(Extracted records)
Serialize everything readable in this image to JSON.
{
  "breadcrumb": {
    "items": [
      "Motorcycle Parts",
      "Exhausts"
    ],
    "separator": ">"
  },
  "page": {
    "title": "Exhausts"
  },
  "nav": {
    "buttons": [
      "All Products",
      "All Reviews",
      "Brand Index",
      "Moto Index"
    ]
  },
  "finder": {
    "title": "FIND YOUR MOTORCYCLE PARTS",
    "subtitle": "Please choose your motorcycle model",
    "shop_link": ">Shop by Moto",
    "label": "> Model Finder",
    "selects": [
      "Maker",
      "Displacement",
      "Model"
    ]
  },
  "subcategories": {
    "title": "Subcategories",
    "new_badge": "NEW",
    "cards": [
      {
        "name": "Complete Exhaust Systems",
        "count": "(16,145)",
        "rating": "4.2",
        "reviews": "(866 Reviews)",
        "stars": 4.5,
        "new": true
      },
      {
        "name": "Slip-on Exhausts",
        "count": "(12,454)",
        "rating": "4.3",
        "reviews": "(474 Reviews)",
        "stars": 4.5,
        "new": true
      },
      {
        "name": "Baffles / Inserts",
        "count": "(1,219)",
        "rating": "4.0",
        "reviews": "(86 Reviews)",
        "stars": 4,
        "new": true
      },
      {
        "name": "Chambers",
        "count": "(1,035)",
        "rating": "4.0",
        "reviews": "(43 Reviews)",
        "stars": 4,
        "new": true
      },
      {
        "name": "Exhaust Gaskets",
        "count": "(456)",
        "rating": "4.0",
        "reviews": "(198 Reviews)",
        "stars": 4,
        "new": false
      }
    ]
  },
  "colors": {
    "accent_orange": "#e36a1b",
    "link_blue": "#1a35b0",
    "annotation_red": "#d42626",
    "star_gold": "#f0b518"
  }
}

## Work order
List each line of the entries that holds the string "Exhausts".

## Exercise result
      "Exhausts"
    "title": "Exhausts"
        "name": "Slip-on Exhausts",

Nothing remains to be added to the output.